Dr Murphy has arranged for Maria's mother, Lorencia Soares, 32,
to stay with the baby in a small room with a stretcher at the
Ms Soares knows her baby is very ill but does not accept the possibility
she will die.
"I trust Dr Dan," she said. "He won't let my baby
Her husband, Vidal Dos Santos, 35, also refuses to leave the baby
to sell bananas he collects in the local market, his only source
of income. "I have no money," he said. "But that
is all right if Maria can have a normal life. That's the only
thing that matters to us."
flood of goodwill saves Maria's life
Reported by Lindsay Murdoch in Dili
Sydney Morning Herald April 4, 2006
Photo by Glenn Campbell
OFFERS have flooded in to help save the
life of Maria Soares, the tiny Timorese baby with a hole
in the wall of her heart. After the Herald revealed two-month-old
Maria's plight yesterday, the head of cardiology at Sydney
Children's Hospital at Randwick, Owen Jones, offered to
perform the operation to close the hole.
"I've set the ball in motion - there are various administrative
things that need to be done but it looks very promising that it
is going to happen," Professor Jones said.
Many offers were made after yesterday's report that Maria was
doomed to die because doctors in East Timor could not perform
the operation that would be routine in many Australian hospitals.
One of the first offers came from Kerryn Phelps, the former federal
president of the Australian Medical Association. "I'll see
what I can do - I have contacts through the health system,"
Professor Phelps told the Herald before contacting Professor Jones.
The executive director of the children's hospital, Les White,
said Maria would be flown from East Timor to Sydney as soon as
visas could be processed, with the help of the Rotary-driven humanitarian
project ROMAC - Reaching Overseas with Medical Aid for Children.
Within hours of the story being published, the Dili clinic run
by Maria's doctor, Dan Murphy, received offers to pay for the
airfares of Maria and her mother, Lorencia, to and from Australia.
Offers came to the Herald from around Australia, including a man
and a woman who each pledged $3000. Others offered accommodation
for Maria and her mother in Australia.
Dr Murphy is keeping Maria alive with drugs.
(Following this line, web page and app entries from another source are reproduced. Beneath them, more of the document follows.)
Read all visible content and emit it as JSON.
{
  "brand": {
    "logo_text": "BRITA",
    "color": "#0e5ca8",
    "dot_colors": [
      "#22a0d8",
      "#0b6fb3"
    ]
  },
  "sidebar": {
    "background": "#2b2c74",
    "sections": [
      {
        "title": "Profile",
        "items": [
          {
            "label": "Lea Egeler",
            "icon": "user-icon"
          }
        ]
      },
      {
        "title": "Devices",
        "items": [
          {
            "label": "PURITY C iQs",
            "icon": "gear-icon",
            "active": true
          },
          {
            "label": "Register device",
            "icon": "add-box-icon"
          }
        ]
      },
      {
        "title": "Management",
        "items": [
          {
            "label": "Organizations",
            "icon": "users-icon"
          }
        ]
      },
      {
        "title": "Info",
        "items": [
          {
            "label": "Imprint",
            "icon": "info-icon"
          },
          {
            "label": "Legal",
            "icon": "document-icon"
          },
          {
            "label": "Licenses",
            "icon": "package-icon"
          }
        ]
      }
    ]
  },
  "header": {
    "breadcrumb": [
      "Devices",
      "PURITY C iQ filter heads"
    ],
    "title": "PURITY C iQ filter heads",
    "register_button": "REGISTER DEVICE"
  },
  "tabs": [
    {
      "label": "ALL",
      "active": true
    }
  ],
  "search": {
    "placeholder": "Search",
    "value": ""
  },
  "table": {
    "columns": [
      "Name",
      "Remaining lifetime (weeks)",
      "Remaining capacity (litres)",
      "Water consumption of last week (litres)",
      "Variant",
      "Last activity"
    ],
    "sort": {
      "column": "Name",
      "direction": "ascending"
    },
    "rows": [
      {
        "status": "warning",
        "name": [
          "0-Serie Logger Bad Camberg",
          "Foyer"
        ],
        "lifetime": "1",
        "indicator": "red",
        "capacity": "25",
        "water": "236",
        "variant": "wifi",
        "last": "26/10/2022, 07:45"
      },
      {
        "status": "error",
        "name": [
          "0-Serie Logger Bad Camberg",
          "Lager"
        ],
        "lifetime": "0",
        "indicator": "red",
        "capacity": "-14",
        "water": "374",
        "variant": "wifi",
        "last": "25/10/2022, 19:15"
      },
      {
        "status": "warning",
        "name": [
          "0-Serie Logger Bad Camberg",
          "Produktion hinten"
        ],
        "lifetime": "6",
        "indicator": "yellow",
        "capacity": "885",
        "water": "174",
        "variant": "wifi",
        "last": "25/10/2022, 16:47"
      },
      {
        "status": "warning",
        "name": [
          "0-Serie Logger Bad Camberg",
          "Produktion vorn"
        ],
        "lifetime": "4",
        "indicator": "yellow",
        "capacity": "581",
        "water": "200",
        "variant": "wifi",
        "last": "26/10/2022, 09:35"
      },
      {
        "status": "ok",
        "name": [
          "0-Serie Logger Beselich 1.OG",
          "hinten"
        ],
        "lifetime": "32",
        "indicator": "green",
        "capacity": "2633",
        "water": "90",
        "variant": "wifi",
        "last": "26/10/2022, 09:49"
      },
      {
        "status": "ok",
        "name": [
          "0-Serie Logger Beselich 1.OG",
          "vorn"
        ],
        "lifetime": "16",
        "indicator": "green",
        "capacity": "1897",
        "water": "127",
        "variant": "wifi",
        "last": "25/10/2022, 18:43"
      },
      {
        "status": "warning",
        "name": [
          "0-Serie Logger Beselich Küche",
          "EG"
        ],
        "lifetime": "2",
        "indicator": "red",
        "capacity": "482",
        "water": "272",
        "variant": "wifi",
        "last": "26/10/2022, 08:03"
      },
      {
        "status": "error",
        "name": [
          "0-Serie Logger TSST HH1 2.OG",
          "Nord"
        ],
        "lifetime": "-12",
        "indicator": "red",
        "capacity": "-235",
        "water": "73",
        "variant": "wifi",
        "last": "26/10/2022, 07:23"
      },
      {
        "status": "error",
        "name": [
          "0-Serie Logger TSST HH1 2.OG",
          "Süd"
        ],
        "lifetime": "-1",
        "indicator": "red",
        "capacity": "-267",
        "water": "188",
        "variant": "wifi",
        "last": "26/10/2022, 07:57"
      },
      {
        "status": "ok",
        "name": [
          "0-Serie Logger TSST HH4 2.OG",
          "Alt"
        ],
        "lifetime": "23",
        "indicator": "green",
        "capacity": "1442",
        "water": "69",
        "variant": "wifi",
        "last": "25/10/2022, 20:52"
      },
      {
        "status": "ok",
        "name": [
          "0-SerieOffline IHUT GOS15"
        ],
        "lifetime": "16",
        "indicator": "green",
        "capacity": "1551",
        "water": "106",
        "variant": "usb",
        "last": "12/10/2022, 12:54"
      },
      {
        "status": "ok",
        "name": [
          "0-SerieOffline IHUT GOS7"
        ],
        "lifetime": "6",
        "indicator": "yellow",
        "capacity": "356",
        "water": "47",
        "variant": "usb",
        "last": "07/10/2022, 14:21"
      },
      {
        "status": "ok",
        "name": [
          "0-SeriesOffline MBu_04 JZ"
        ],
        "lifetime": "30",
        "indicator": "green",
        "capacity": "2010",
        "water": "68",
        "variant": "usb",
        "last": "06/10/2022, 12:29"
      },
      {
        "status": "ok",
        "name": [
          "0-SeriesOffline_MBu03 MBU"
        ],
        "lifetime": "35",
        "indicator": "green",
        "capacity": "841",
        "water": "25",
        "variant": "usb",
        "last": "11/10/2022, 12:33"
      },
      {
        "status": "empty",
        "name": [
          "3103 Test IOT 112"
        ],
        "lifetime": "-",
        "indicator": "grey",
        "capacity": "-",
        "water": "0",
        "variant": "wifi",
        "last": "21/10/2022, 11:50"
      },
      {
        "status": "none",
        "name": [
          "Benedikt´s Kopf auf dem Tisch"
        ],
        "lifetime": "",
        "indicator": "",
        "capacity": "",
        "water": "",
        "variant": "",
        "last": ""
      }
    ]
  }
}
When told of the
offer to perform the surgery, he said: "That's fantastic
Maria, weighing only 2.6 kilograms, is having difficulty breathing
and is not gaining weight. But Dr Murphy hopes Maria and her mother
can travel to Sydney within a week after their passports and visas
Professor White said: "This is a potentially curative operation.
We have the skills and expertise here at the hospital and we already
work closely with ROMAC, so it's natural we'd like to assist.
Maria's case has highlighted how the expertise at Sydney Children's
Hospital, Randwick, can be called upon to meet the needs for interstate
and overseas children."
A volunteer at Dr Murphy's Bario Pite Clinic, Virginia Dawson,
who was co-ordinating the donations, said: "The response
has been brilliant."